By Suk-Lin Zhou ‘14
During her year abroad at the University of St Andrews in Scotland, Isabelle Louis ‘13 fell in love with Romantic literature. In particular, she was profoundly intrigued by the philosophical treatises of the feminist writer Mary Wollstonecraft. Prior to taking the course Romantic Writing and Women with St Andrews Professor Susan Manly, Louis didn’t know that Wollstonecraft had published works of fiction; she was even more surprised to discover the influence of Wollstonecraft in the work of Mary Shelley.

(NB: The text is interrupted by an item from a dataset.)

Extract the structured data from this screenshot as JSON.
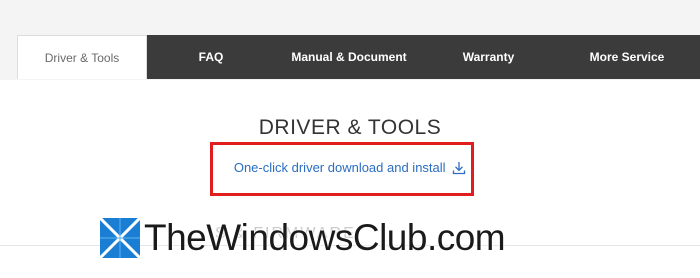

“With each lecture and discussion, I became more intrigued by the similarities between Romantic writing, which is saturated with Burkian notions of the sublime and the beautiful, and Gothic literature, which often portrays swooning heroines. I wanted to, through textual research, unearth how Burke’s theoretical notions of the characteristics that ‘proper’ men and women should express in society affected the portrayal of sex in Romantic and Gothic literature.”
Inspired, Louis applied for and received funding from Mount Holyoke’s Universal Application Funding Program; she then spent an additional two months at St Andrews and in Glasgow, conducting an independent study. Louis received help from Professor Manly, who advised her which libraries she should visit in the United Kingdom; together, they compiled a lengthy bibliography of required and suggested texts that would further her research.
“Conducting research independently and living on my own, away from the comfort and security of a community like Mount Holyoke, was a bit disconcerting,” said Louis.
However, in time, Louis made a new community of friends. The people she came to know and love made her trips to the University of Glasgow’s library, St Andrews, and London, as well as simple tasks such as grocery shopping and doctors appointments, much easier to accomplish.
For other students who wish to engage in independent research, Louis has a few words of advice.
“If you have an inquiry… it (will) most likely be quite interesting and saturated with endless possibilities for further research,” she said. “I cannot stress enough the importance of visiting professors during office hours. Even if you’re studying abroad, do so! In my experience, professors want to engage with students outside of the classroom and speak to their students about material they find interesting or even complicated to understand. If I didn’t visit Dr. Manly during her office hours, I would not have come up with the basis of my research.”
Louis is certain that her Mount Holyoke education prepared her well for her independent research. She would like to thank gender studies professor Chaia Heller for introducing her to the works of Mary Wollstonecraft in her first-year Introduction to Gender Studies course at Mount Holyoke. Louis also thanks her advisor, William Quillian, Professor of English on the Emma B. Kennedy Foundation.
“Professor Quillian helped me become a more confident and vocal presence in the classroom. I cannot imagine my Mount Holyoke experience without his presence,” she said.
Overall, Louis’s study abroad experience was life changing.
“I undoubtedly gained a wealth of knowledge through my research; however, what I also learned is that formal educational experience can and does undeniably take you far,” she said. “Yet, the cultural knowledge I gained from fully immersing myself in the communities (in which) I lived and traveled helped change and mold the way I perceive life, as well as literature.”